So what's all the excitement? Genius Hour and Makerspaces are my passion right now and both reflect my core beliefs of education. Engage, Ignite, Innovate, Create, Express
At Westwind (a K-6 public school in Ottawa) we have engaged our students using the concept of Genius Hour for two years. Here is an informative overview of how it works:
Networking with other OCDSB schools, we have in our second year of Genius Hour quadrupled the number of classes involved and student and parental feedback is a resounding thumbs up. What emerged this year was the number of Maker projects. Many students struggle with the idea of freely choosing their own topic, and tend to resort to a research type of project, interesting and informative indeed. But during our Genius Fair, the lines of students waiting to see, touch, smell, taste and hear the Maker projects were long and enthusiastic. The excitement and passion of our authors, sewers, knitters, bakers, song-writers, robots-masters and coders as they explained their projects gave definable evidence that when students create their own world of learning, their understanding and ability to organize and demonstrate that understanding to others is sound pedagogy.

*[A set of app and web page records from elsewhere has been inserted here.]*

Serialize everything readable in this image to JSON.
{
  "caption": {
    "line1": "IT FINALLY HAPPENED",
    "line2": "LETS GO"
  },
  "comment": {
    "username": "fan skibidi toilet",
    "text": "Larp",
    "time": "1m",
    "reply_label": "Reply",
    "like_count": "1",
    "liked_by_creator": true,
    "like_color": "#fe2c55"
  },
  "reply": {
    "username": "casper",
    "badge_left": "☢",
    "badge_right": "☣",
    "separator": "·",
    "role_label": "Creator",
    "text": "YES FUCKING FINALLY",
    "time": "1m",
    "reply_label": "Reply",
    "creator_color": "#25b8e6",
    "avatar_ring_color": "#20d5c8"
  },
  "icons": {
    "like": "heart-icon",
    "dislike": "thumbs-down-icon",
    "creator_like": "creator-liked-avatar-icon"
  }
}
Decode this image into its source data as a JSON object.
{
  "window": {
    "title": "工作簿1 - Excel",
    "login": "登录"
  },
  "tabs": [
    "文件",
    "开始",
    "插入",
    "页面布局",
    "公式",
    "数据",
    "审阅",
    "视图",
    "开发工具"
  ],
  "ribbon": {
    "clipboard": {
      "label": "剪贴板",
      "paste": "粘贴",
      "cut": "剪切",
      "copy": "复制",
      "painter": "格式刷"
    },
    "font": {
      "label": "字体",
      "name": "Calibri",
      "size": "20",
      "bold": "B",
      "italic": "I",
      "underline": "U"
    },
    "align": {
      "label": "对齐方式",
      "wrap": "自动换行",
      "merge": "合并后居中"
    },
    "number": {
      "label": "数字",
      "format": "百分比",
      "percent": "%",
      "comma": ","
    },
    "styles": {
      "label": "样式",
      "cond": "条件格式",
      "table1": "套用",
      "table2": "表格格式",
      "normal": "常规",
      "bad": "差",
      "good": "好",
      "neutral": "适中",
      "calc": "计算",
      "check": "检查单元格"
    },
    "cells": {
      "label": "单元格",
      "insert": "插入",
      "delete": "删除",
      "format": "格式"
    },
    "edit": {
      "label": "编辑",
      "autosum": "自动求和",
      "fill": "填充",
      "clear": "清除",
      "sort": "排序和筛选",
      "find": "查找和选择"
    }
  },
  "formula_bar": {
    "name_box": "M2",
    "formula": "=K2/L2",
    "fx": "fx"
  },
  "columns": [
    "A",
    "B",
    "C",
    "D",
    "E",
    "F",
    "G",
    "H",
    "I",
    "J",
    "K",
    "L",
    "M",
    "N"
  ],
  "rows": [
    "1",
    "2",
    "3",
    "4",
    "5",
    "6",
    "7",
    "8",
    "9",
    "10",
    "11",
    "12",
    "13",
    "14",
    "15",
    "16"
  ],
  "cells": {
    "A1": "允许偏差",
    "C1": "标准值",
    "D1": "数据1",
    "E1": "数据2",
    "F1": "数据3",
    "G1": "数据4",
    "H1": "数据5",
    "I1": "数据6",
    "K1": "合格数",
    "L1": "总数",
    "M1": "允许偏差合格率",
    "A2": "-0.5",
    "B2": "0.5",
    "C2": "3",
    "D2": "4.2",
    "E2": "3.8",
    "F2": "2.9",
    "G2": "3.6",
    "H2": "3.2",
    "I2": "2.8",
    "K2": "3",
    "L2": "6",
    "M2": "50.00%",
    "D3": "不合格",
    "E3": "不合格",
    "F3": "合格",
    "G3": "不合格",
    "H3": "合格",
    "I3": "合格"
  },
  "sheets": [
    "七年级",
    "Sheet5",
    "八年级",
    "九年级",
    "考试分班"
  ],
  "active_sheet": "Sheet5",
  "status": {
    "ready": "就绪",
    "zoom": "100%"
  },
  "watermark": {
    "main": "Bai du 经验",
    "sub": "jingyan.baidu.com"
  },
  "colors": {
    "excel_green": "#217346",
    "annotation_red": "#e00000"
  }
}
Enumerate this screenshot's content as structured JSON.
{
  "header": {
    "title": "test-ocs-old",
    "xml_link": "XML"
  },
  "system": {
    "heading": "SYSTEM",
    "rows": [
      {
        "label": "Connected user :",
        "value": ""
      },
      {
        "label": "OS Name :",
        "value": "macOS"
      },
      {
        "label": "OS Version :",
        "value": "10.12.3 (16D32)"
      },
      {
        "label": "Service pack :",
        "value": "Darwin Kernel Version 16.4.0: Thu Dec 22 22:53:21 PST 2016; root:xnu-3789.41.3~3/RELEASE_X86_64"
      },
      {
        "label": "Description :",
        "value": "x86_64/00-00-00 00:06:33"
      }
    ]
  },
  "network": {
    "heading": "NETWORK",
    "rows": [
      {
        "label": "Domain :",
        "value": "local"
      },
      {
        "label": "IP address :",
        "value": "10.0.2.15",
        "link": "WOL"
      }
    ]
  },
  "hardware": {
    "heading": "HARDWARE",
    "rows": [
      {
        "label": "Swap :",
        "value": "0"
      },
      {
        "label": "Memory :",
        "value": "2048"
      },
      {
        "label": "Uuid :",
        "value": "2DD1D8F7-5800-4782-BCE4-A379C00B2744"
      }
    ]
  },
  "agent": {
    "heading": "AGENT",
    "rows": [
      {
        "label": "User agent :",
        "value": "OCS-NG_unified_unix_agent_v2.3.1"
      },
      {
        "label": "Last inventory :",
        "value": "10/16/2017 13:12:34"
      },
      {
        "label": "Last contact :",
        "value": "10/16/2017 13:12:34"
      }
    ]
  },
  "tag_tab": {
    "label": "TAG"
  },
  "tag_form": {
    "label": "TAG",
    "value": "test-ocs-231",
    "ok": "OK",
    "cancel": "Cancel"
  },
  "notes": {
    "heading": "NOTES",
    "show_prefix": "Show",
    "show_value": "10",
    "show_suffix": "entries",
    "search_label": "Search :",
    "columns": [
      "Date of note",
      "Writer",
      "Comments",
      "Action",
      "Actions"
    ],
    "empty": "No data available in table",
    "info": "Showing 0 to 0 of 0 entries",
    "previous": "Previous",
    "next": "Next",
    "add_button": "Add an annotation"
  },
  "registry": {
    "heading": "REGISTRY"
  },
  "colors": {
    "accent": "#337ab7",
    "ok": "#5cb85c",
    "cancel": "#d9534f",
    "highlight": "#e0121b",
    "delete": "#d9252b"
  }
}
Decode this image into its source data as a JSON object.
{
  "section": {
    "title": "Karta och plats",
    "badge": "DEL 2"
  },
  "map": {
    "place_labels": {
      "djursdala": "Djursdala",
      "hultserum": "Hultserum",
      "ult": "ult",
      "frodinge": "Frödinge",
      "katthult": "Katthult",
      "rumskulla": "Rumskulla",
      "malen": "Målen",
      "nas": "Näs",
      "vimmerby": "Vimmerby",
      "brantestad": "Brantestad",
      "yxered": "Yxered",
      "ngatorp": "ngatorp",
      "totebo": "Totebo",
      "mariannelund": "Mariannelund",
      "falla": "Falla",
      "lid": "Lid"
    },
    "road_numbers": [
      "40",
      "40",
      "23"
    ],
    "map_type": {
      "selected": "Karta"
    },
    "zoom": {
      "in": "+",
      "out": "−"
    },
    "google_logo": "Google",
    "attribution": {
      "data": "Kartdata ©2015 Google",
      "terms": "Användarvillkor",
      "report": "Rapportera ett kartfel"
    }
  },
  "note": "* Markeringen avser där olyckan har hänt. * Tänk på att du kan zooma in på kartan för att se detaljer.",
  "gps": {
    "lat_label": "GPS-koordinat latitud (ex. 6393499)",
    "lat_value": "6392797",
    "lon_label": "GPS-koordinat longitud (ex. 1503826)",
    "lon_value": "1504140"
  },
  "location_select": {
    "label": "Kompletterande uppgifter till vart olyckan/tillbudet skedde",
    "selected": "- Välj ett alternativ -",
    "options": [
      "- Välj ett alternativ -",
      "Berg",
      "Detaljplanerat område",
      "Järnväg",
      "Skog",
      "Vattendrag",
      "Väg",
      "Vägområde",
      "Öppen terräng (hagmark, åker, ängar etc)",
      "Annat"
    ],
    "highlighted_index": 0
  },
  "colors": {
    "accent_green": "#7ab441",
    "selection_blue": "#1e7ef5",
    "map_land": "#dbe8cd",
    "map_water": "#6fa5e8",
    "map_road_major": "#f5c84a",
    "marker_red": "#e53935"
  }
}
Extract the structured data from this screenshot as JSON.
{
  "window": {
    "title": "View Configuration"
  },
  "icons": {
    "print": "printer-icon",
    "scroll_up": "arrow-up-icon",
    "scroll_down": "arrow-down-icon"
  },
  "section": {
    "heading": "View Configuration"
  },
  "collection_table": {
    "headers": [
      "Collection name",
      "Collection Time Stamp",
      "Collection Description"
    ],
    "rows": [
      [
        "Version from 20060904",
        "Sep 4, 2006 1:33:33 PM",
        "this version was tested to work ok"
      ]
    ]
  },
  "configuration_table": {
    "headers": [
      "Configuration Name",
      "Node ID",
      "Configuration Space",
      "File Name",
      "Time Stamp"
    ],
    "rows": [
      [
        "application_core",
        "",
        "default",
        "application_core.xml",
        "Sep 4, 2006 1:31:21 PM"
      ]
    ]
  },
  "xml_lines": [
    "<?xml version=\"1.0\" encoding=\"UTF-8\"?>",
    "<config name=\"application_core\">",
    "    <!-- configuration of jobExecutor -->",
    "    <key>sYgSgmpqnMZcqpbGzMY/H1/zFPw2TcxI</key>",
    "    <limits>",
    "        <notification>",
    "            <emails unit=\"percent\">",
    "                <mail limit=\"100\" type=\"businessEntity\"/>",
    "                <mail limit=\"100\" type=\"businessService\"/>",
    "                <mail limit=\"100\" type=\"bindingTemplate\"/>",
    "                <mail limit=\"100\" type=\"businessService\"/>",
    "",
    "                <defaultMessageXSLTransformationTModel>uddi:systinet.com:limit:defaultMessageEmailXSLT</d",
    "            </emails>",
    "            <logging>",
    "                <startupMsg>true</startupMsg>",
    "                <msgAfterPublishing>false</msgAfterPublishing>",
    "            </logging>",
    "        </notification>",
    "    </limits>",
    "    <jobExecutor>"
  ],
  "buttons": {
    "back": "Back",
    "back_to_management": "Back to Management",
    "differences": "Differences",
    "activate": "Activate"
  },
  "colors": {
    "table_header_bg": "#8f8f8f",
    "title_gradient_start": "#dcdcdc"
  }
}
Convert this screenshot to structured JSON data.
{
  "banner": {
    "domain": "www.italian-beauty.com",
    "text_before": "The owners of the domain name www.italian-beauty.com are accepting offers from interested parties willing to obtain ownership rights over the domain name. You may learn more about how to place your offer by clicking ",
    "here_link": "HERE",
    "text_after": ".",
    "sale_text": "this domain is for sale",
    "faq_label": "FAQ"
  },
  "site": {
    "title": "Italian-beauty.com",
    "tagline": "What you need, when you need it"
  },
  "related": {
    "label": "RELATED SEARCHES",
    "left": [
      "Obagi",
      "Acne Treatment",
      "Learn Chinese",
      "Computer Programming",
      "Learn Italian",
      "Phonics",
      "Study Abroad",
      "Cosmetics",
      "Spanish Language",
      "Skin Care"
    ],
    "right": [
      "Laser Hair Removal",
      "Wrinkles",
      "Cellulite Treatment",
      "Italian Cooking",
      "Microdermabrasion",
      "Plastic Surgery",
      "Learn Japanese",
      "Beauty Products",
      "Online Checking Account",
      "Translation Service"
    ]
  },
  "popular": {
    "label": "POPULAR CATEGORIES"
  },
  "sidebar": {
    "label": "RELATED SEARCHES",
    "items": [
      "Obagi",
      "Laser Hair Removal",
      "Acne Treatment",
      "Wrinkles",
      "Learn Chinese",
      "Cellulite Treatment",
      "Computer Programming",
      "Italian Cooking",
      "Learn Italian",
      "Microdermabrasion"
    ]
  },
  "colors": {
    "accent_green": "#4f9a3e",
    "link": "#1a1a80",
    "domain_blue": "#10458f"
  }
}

Which brings me to our MakerSpace, which will be the thrust of these postings in the next few months.
Check out this link for a way better explanation of a MakerSpace than I can give:
We are in our second year of "Making a MakerSpace", and it has been somewhat of a slow-boiling pot. We knew intuitively it is a great idea, and our library technician, Cindy MacLean was not only on board, but a leader in this initiative. However, we struggled with lighting the tinder under this endeavour. Slowly, by introducing activities such as card-making for seniors during Kindness Week, setting up a Coding Corner using Scratch and expanding my classroom walls by bringing my students during non-circulation days to engage in activity centres of their choice, all curriculum-related, we began to imagineer a change in the culture of the library. We asked students and staff what they would like to explore in the MakerSpace and we invited all to contribute.
We are now poised to light up the fires of passion and energy, and truly move forward with our MakerSpace. Over the next posts I'll detail what activities we are doing, what works and what doesn't, how it all can hold up to curriculum scrutiny and why every child deserves a chance to find his or her passion.
This journey cannot happen without collaboration and reflection and I welcome your comments and insights. Where is it leading? I'm not sure but I just can't get the word MakerFaire out of my head today.